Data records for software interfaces
———

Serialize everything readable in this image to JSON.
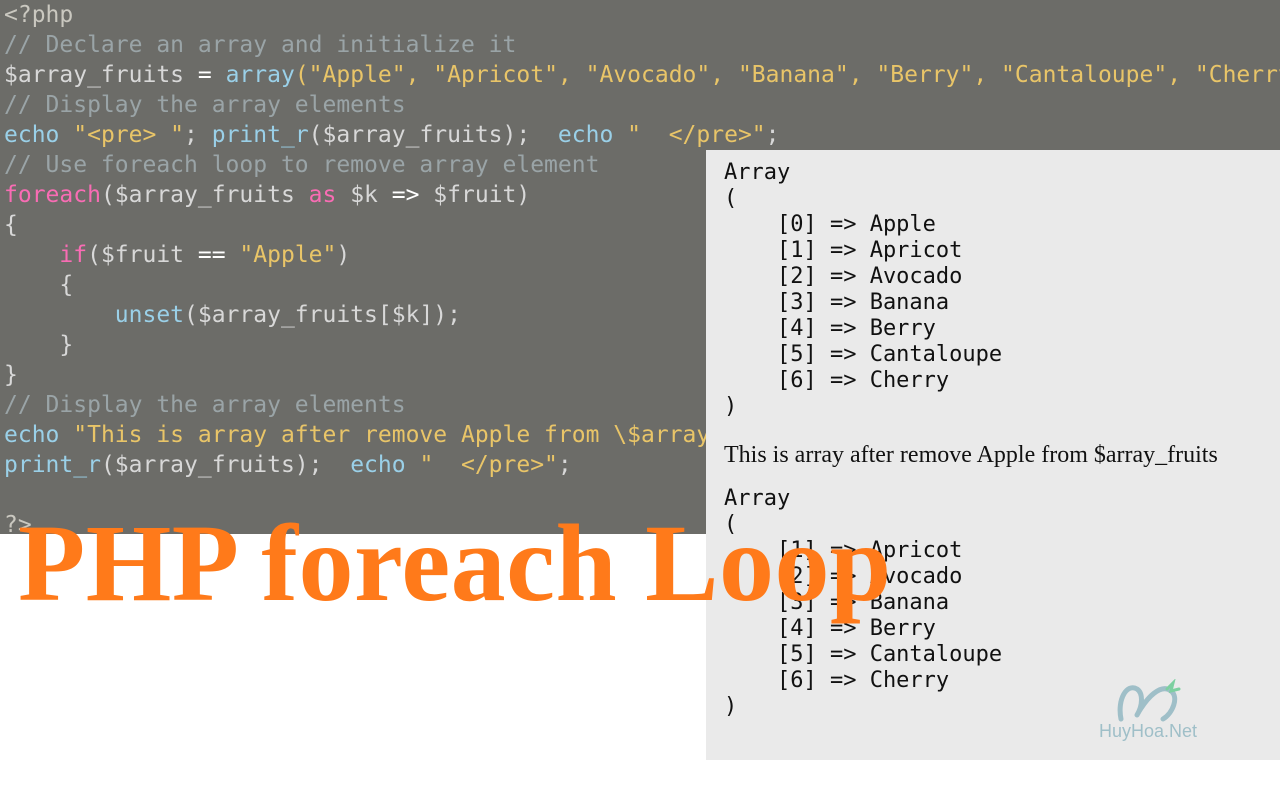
{
  "title": "PHP foreach Loop",
  "watermark": "HuyHoa.Net",
  "output": {
    "array1_header": "Array",
    "array1_open": "(",
    "array1_items": [
      "    [0] => Apple",
      "    [1] => Apricot",
      "    [2] => Avocado",
      "    [3] => Banana",
      "    [4] => Berry",
      "    [5] => Cantaloupe",
      "    [6] => Cherry"
    ],
    "array1_close": ")",
    "between_text": "This is array after remove Apple from $array_fruits",
    "array2_header": "Array",
    "array2_open": "(",
    "array2_items": [
      "    [1] => Apricot",
      "    [2] => Avocado",
      "    [3] => Banana",
      "    [4] => Berry",
      "    [5] => Cantaloupe",
      "    [6] => Cherry"
    ],
    "array2_close": ")"
  },
  "code": {
    "l0": "<?php",
    "l1": "// Declare an array and initialize it",
    "l2_pre": "$array_fruits ",
    "l2_eq": "=",
    "l2_arr": " array",
    "l2_args": "(\"Apple\", \"Apricot\", \"Avocado\", \"Banana\", \"Berry\", \"Cantaloupe\", \"Cherry\"",
    "l3": "// Display the array elements",
    "l4_a": "echo ",
    "l4_b": "\"<pre> \"",
    "l4_c": "; ",
    "l4_d": "print_r",
    "l4_e": "($array_fruits);  ",
    "l4_f": "echo ",
    "l4_g": "\"  </pre>\"",
    "l4_h": ";",
    "l5": "// Use foreach loop to remove array element",
    "l6_a": "foreach",
    "l6_b": "($array_fruits ",
    "l6_c": "as",
    "l6_d": " $k ",
    "l6_e": "=>",
    "l6_f": " $fruit)",
    "l7": "{",
    "l8_a": "    if",
    "l8_b": "($fruit ",
    "l8_c": "==",
    "l8_d": " \"Apple\"",
    "l8_e": ")",
    "l9": "    {",
    "l10_a": "        unset",
    "l10_b": "($array_fruits[$k]);",
    "l11": "    }",
    "l12": "}",
    "l13": "// Display the array elements",
    "l14_a": "echo ",
    "l14_b": "\"This is array after remove Apple from \\$array_fruits <pre> \"",
    "l14_c": ";",
    "l15_a": "print_r",
    "l15_b": "($array_fruits);  ",
    "l15_c": "echo ",
    "l15_d": "\"  </pre>\"",
    "l15_e": ";",
    "l16": "",
    "l17": "?>"
  }
}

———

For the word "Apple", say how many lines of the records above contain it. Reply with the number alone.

## SOLUTION TO THE PROBLEM
5